## Feature selection in the setting of many irrelevant features

Andrew Y. Ng and Michael I. Jordan
University of California, Berkeley
<ang@cs.berkeley.edu>
<jordan@cs.berkeley.edu>

We consider feature selection in the setting of many irrelevant features. We show that, using a certain prior, the sample
complexity of Bayesian feature selection---that is, the number of training examples needed to learn well''---grows only
\emph{logarithmically} in the number of irrelevant features. This means that, from an information theoretical point of
view, the algorithm can learn even in the presence of \emph{exponentially} many irrelevant features as training
examples. This result recovers the best know such rates proved in the frequentist setting (Littlestone, 1988; Kivinen
and Warmuth, 1994; Ng, 1998), and beats the standard wrapper approach (John et al., 1994) to feature selection. Experimental

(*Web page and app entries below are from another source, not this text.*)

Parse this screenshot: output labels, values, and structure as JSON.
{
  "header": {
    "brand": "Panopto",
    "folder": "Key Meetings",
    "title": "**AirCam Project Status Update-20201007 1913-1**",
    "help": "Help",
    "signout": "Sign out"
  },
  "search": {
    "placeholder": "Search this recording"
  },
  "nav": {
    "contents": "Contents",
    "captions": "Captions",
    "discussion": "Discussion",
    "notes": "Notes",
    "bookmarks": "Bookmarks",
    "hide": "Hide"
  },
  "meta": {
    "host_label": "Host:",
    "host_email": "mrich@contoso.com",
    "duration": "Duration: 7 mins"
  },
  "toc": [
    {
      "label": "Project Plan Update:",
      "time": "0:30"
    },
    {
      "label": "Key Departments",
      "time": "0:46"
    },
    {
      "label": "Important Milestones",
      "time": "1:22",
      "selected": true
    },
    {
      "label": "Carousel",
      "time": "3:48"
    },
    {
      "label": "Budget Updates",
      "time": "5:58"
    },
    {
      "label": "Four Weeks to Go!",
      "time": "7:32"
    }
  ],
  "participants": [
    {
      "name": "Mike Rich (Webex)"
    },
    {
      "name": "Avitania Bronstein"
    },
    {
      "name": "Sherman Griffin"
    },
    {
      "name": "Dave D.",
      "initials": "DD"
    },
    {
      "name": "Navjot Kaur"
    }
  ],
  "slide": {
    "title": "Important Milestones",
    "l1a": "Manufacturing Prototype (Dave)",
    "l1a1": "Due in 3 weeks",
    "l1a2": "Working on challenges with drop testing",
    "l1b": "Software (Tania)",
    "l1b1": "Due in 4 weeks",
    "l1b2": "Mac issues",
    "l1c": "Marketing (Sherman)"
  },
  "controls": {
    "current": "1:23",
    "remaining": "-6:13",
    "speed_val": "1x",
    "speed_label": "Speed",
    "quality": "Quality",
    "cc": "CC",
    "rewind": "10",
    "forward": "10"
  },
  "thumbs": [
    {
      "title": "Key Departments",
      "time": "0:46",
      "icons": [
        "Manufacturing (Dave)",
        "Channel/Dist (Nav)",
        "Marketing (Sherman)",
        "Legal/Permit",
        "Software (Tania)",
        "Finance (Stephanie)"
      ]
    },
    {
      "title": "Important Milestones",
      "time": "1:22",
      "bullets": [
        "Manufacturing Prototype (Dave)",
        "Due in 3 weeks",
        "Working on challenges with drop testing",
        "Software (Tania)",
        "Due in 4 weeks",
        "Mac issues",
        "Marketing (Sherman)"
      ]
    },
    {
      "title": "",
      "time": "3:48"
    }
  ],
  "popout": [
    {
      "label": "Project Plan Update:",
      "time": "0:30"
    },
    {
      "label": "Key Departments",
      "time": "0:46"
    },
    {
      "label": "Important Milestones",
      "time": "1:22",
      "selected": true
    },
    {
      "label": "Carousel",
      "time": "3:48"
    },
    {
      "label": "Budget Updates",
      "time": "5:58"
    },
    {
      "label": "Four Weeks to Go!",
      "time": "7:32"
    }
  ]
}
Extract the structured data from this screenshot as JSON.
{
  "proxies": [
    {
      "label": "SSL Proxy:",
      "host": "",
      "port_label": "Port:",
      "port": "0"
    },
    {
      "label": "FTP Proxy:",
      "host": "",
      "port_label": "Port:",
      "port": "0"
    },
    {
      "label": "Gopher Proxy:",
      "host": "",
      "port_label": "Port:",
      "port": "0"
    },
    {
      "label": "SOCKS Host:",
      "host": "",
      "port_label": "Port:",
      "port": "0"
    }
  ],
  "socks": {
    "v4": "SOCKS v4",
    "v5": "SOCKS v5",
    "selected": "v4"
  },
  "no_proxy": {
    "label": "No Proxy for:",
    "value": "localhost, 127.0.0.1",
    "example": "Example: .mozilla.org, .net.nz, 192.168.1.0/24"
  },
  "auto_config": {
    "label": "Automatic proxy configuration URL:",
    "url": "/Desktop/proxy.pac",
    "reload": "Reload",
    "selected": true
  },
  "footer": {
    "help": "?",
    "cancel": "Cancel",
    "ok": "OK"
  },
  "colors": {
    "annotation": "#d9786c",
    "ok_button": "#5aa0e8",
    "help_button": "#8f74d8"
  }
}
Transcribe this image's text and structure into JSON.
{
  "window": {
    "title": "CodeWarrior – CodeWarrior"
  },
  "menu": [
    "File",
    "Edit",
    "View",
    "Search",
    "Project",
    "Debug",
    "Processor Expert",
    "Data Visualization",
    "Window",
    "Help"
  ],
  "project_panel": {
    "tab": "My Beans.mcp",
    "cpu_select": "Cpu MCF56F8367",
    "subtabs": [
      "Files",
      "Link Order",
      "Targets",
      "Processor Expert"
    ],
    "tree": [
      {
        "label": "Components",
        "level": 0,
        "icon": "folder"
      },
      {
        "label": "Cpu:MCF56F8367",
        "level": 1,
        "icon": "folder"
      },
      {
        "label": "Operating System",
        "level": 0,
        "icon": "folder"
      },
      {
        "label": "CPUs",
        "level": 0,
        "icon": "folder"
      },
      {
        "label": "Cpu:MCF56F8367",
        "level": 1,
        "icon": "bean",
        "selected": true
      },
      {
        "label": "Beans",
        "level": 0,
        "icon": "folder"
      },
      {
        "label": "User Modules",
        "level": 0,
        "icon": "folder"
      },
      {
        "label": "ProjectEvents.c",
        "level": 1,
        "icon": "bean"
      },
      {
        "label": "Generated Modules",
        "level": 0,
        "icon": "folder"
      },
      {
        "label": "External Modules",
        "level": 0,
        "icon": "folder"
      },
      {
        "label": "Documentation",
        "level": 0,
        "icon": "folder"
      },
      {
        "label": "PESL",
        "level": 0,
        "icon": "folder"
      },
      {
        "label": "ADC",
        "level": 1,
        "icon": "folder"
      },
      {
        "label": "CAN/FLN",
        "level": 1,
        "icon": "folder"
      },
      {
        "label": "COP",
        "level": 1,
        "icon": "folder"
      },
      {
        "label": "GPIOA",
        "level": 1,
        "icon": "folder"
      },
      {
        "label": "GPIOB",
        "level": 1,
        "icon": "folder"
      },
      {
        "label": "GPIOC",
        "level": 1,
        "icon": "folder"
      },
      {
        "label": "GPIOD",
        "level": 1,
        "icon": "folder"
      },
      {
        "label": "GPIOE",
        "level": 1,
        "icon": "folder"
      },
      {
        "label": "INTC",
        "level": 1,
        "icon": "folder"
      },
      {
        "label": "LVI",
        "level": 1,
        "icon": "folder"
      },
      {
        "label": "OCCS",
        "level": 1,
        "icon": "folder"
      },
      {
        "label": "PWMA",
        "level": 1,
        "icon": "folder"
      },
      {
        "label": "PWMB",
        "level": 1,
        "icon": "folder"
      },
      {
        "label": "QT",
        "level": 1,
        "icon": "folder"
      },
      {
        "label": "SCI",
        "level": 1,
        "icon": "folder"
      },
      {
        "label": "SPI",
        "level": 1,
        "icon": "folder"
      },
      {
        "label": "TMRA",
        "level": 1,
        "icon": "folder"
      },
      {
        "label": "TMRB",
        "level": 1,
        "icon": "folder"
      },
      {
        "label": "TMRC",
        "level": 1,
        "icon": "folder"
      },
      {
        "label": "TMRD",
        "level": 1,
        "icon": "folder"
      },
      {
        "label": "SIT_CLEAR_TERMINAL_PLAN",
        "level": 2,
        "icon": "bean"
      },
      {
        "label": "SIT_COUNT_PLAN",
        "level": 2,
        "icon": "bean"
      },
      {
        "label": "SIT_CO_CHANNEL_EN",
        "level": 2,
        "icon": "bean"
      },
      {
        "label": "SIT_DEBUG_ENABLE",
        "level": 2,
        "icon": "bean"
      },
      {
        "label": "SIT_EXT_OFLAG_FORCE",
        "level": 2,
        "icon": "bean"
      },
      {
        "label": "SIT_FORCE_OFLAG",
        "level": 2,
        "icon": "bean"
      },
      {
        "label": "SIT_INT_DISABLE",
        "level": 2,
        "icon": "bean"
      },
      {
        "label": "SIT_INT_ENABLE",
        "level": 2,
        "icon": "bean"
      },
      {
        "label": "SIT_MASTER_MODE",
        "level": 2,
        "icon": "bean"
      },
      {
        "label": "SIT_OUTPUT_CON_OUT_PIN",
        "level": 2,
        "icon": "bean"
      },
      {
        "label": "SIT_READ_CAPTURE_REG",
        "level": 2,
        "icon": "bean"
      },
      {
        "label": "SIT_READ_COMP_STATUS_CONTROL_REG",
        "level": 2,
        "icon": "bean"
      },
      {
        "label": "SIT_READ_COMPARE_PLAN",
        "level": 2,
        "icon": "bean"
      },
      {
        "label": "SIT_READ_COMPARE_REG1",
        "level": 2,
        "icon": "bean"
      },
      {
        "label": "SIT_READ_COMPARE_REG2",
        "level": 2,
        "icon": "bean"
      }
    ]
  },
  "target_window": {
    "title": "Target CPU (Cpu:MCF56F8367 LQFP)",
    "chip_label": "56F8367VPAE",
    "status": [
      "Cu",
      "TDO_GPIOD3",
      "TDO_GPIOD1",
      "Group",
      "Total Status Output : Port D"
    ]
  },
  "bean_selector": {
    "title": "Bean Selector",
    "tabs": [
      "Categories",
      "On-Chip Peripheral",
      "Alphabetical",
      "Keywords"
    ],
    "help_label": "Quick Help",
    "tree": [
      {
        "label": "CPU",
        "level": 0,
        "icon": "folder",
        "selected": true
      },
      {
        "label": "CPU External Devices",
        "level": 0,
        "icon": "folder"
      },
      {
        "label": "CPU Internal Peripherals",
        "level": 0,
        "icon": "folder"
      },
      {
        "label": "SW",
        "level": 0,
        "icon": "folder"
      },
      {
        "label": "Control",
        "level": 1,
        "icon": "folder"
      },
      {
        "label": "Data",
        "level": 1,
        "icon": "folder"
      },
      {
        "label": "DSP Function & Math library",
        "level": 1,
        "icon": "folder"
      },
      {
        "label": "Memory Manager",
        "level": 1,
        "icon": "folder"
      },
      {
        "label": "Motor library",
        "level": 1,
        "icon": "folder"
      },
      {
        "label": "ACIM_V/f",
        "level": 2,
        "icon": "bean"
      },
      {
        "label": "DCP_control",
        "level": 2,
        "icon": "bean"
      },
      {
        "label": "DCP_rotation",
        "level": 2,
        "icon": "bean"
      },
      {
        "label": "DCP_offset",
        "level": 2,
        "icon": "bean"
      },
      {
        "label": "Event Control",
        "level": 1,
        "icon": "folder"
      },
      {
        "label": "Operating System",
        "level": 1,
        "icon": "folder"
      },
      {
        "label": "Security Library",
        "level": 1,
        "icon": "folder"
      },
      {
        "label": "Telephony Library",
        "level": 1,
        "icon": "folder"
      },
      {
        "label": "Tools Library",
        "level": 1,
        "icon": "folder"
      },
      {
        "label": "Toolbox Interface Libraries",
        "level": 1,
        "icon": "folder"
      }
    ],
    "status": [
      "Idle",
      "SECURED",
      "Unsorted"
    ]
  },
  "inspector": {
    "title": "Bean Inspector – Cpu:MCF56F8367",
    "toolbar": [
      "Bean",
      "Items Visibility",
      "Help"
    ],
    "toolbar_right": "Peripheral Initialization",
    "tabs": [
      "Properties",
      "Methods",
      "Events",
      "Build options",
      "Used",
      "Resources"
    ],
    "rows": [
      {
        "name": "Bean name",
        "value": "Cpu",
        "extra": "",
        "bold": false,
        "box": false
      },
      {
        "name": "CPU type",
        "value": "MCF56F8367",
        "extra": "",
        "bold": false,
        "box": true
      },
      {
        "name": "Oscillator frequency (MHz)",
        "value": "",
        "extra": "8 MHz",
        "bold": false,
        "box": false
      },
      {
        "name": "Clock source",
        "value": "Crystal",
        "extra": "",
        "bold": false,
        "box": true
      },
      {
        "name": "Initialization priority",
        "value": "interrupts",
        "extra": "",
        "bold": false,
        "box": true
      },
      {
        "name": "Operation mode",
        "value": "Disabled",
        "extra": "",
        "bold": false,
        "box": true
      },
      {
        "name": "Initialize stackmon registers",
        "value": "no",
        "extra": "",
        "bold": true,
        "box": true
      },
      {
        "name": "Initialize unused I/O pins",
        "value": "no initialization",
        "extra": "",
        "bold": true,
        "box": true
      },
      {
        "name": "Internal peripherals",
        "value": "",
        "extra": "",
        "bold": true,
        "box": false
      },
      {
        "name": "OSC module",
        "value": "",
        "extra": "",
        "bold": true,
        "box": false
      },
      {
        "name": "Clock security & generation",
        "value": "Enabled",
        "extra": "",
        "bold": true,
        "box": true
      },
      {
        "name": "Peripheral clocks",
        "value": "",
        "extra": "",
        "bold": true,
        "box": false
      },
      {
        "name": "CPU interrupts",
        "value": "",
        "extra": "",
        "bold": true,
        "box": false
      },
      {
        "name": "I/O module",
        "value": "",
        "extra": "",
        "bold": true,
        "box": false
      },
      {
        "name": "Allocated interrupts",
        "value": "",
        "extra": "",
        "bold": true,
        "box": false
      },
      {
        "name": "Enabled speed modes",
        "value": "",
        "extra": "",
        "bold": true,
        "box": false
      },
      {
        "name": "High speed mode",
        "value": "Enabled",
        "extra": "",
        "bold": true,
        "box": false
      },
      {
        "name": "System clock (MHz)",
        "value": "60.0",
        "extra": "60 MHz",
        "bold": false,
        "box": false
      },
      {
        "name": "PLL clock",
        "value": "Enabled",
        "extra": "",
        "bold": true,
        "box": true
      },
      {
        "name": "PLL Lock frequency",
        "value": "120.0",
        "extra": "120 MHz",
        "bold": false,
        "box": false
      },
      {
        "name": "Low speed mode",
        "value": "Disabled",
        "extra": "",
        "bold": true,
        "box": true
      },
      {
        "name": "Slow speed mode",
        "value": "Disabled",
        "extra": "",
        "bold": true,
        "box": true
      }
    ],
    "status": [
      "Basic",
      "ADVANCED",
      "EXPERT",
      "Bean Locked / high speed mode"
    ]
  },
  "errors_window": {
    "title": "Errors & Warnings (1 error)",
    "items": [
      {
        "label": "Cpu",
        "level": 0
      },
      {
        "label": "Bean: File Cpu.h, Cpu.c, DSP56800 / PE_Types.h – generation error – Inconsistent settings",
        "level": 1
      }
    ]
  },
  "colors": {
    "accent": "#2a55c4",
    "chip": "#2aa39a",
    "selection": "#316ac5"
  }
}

results also show the method exhibiting very high tolerance to the presence of many irrelevant features.